Citing PatentFiling datePublication dateApplicantTitle
US3077237 *Jun 28, 1960Feb 12, 1963Mitsuru NakayamaLanding net with weighing and measuring combination
US3082561 *Jan 27, 1961Mar 26, 1963Convey Robert NFish landing net
US3760523 *Jul 13, 1971Sep 25, 1973Maxwell JFish net
US3848689 *Apr 30, 1973Nov 19, 1974Hilterhaus KGaff-scale with lock
US4631851 *May 12, 1986Dec 30, 1986Whitehurst Wendell PCombination fishing net, weight scale and length scale
US4765420 *Oct 22, 1987Aug 23, 1988Mengo Industries, Inc.Weigh scale for fish landing device
US4785897 *Sep 28, 1987Nov 22, 1988Keinert Jr Albert OPortable scale
US5986222 *Sep 10, 1998Nov 16, 1999Zorix InternationalFish scale having a pivotal display assembly
US6043438 *May 28, 1999Mar 28, 2000Zorix InternationalScale having a pivotal display assembly
US6094996 *Jan 9, 1997Aug 1, 2000Campbell; Bruce H.Apparatus and method for measuring size of fish
US6615532 *Dec 11, 2001Sep 9, 2003Jeff AbelFish net with length measuring scale
US8093515 *Jan 10, 2012Jay PigottFishing net
US8431838 *Apr 30, 2013Jared BONDFishing net with integral weight scale
US9080848 *Jan 22, 2015Jul 14, 2015Peter GoldMeasuring fishing net and method of use thereof
US20040035223 *Jun 4, 2003Feb 26, 2004Darnell Fred A.Fish culling system
US20100200308 *Aug 12, 2010Jay PigottFishing Net

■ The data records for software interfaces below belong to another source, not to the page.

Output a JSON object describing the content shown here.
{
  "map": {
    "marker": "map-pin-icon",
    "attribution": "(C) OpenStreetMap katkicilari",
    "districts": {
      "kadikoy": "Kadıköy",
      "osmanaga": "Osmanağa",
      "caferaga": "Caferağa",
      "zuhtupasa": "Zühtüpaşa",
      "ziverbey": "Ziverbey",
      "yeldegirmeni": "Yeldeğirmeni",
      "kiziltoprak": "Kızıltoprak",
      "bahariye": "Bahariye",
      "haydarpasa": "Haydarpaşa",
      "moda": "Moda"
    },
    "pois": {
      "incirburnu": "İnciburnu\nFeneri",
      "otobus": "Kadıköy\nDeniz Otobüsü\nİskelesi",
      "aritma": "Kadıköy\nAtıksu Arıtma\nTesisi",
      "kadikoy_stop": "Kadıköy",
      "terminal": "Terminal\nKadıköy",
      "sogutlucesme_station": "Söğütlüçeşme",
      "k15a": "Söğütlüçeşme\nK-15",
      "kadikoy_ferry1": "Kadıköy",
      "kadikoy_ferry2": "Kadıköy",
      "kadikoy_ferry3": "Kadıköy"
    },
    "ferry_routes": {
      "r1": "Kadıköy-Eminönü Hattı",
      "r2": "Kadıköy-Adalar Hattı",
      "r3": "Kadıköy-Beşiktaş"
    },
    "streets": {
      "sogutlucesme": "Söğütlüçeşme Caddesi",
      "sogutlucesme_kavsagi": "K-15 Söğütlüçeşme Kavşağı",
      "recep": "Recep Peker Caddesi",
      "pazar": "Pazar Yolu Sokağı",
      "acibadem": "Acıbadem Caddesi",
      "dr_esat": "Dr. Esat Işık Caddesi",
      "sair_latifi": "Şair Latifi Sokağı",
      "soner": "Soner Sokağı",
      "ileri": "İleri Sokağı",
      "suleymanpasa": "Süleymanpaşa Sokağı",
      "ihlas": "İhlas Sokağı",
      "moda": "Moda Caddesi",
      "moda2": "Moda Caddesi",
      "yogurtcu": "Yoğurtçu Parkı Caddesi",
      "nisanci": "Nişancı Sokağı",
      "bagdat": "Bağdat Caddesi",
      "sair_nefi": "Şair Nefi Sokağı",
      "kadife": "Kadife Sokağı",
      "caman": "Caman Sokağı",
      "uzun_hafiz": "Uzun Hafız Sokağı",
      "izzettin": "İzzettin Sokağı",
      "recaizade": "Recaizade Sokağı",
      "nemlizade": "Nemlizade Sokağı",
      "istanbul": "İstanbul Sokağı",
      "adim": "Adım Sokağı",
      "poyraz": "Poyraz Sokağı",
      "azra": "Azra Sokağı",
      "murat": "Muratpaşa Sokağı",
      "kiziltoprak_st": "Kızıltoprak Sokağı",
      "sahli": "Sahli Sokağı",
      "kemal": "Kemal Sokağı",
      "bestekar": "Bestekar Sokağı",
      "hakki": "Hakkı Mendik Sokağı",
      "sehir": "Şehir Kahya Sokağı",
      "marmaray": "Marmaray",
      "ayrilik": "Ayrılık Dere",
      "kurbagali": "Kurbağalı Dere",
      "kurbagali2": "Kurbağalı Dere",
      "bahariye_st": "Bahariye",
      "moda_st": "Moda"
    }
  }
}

US20110220426 *Mar 11, 2010Sep 15, 2011Bond JaredFishing Net with Integral Weight Scale
EP0246843A2 *May 18, 1987Nov 25, 1987David Charles SkiltonImprovements in or relating to landing devices
WO2009098429A1 *Feb 7, 2008Aug 13, 2009Ronald GibsonLanding net & scales combination
Classifications
U.S. Classification177/131, 43/11, D10/89, 177/233
International ClassificationA01K97/00, A01K77/00, A01K97/14
Cooperative ClassificationA01K97/14, A01K77/00
European ClassificationA01K77/00, A01K97/14